Problem to work on — Look through the data for the string "JSON". Copy every line where it is found.
====== Data provided ======
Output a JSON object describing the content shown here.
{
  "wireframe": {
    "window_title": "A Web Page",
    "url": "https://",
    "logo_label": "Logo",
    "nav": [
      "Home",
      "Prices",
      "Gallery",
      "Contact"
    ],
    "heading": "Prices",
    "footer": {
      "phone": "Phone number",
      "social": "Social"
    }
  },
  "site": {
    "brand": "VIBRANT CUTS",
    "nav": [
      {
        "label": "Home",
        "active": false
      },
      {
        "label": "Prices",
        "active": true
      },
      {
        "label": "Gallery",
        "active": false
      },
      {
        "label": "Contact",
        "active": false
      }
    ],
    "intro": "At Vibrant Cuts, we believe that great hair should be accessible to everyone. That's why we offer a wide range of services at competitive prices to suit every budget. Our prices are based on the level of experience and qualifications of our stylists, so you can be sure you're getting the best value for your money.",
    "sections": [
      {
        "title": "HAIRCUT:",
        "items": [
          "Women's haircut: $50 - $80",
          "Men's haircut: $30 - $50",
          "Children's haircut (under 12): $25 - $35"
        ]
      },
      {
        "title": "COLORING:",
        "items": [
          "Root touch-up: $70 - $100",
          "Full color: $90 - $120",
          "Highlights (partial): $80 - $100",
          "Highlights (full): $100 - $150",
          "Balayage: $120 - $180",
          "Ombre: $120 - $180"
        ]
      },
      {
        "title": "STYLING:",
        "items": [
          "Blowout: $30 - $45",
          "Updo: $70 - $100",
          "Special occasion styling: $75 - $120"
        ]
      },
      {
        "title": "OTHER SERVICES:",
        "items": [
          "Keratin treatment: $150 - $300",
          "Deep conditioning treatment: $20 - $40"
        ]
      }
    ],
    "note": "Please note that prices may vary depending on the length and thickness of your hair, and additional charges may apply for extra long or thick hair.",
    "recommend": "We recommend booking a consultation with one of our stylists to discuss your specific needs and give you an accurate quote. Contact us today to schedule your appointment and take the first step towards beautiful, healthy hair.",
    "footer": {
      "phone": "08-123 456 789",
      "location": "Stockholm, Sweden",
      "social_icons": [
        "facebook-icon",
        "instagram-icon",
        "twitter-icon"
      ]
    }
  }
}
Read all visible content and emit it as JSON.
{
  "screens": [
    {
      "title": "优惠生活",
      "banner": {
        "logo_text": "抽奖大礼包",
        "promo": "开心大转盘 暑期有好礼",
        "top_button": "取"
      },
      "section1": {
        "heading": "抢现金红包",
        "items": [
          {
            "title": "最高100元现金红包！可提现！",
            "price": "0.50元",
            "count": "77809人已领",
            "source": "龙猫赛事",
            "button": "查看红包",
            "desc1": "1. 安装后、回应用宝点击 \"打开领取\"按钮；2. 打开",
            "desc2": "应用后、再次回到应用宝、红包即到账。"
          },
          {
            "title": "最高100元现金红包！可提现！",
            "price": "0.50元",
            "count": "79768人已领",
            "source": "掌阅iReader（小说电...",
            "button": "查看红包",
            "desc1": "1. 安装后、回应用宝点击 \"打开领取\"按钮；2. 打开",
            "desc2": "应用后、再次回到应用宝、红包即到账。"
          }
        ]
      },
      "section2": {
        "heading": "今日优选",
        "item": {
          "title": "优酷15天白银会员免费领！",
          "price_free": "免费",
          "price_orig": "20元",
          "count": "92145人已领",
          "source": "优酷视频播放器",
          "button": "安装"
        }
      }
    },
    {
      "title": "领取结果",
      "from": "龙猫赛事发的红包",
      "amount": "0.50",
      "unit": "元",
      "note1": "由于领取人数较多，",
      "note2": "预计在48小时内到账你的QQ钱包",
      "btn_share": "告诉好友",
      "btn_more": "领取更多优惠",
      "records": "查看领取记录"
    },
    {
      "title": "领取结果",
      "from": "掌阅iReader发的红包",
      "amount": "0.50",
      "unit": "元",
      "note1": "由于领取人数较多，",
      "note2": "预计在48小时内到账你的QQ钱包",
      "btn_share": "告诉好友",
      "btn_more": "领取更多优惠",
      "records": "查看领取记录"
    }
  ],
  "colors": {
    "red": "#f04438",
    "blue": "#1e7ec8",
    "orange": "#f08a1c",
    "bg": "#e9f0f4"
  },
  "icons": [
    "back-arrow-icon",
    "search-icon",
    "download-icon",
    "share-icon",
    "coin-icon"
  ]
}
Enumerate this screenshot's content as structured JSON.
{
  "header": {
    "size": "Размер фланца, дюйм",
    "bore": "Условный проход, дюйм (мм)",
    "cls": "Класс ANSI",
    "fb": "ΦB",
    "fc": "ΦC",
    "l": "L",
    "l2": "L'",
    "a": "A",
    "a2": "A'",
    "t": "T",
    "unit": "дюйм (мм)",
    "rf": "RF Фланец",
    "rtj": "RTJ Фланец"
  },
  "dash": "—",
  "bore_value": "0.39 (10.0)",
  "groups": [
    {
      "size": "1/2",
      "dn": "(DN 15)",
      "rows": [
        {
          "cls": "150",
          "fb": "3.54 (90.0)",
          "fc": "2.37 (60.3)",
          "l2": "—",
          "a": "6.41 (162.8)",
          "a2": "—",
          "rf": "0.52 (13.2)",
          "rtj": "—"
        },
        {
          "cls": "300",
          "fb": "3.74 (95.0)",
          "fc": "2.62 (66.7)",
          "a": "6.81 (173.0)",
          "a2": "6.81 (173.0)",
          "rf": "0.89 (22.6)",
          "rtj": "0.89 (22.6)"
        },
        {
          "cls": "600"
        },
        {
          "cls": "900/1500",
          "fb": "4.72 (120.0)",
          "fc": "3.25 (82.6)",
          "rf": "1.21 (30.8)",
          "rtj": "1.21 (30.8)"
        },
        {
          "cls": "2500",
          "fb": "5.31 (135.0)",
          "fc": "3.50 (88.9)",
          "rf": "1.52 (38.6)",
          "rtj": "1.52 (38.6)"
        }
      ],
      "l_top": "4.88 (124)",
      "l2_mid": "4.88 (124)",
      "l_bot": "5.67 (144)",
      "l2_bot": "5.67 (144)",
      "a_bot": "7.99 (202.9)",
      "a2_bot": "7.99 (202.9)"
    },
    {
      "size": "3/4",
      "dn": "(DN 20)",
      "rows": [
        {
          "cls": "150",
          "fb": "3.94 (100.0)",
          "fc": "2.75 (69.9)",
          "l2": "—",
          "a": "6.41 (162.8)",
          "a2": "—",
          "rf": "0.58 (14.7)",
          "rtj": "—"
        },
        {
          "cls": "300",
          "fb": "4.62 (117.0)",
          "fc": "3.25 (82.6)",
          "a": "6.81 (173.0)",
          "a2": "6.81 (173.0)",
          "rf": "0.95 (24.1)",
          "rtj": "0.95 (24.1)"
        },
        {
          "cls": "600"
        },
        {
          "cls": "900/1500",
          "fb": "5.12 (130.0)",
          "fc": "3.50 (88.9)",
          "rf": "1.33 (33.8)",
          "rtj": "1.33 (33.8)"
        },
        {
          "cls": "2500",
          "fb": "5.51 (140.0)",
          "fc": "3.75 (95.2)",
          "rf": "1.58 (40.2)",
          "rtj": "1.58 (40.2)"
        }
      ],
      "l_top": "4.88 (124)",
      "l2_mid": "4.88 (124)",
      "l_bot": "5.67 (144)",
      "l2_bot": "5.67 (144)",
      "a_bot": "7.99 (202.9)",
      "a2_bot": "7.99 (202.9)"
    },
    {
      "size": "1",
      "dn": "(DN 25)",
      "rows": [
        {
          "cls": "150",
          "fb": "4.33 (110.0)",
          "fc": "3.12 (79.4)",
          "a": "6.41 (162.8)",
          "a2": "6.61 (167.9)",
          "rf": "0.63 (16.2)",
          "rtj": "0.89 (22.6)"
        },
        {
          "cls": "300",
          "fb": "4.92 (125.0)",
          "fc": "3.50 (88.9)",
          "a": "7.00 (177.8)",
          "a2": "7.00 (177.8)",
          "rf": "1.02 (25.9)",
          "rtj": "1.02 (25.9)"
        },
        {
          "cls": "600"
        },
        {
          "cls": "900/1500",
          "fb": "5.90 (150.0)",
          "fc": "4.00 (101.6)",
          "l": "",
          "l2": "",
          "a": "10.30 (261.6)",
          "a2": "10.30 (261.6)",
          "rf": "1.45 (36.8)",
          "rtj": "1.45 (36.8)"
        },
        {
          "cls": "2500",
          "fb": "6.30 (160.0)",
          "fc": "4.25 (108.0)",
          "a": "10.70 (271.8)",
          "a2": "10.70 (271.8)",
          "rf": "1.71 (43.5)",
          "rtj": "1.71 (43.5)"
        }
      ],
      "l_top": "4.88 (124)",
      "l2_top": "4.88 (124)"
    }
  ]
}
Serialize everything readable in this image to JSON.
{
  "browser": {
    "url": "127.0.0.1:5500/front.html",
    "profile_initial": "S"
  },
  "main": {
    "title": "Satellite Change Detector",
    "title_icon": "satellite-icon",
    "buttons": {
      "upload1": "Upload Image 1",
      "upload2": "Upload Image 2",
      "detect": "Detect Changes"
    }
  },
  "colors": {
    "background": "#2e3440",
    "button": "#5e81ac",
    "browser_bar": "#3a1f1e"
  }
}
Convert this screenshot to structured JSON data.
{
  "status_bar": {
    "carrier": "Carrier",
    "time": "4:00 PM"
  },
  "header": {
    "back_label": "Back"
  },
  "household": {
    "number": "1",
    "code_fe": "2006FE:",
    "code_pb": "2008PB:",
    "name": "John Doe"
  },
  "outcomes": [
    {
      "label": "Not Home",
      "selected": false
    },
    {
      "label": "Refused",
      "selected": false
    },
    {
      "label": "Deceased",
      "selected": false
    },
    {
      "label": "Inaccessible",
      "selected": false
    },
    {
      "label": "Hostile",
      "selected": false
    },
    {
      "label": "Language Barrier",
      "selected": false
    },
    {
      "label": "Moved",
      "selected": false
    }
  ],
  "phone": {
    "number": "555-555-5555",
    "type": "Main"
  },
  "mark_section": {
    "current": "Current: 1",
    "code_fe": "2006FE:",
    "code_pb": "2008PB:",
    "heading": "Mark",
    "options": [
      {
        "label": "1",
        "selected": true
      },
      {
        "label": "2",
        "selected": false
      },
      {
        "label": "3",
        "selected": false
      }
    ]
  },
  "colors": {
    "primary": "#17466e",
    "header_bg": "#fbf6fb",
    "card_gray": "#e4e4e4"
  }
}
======
Completed task —
Output a JSON object describing the content shown here.
Read all visible content and emit it as JSON.
Enumerate this screenshot's content as structured JSON.
Serialize everything readable in this image to JSON.
Convert this screenshot to structured JSON data.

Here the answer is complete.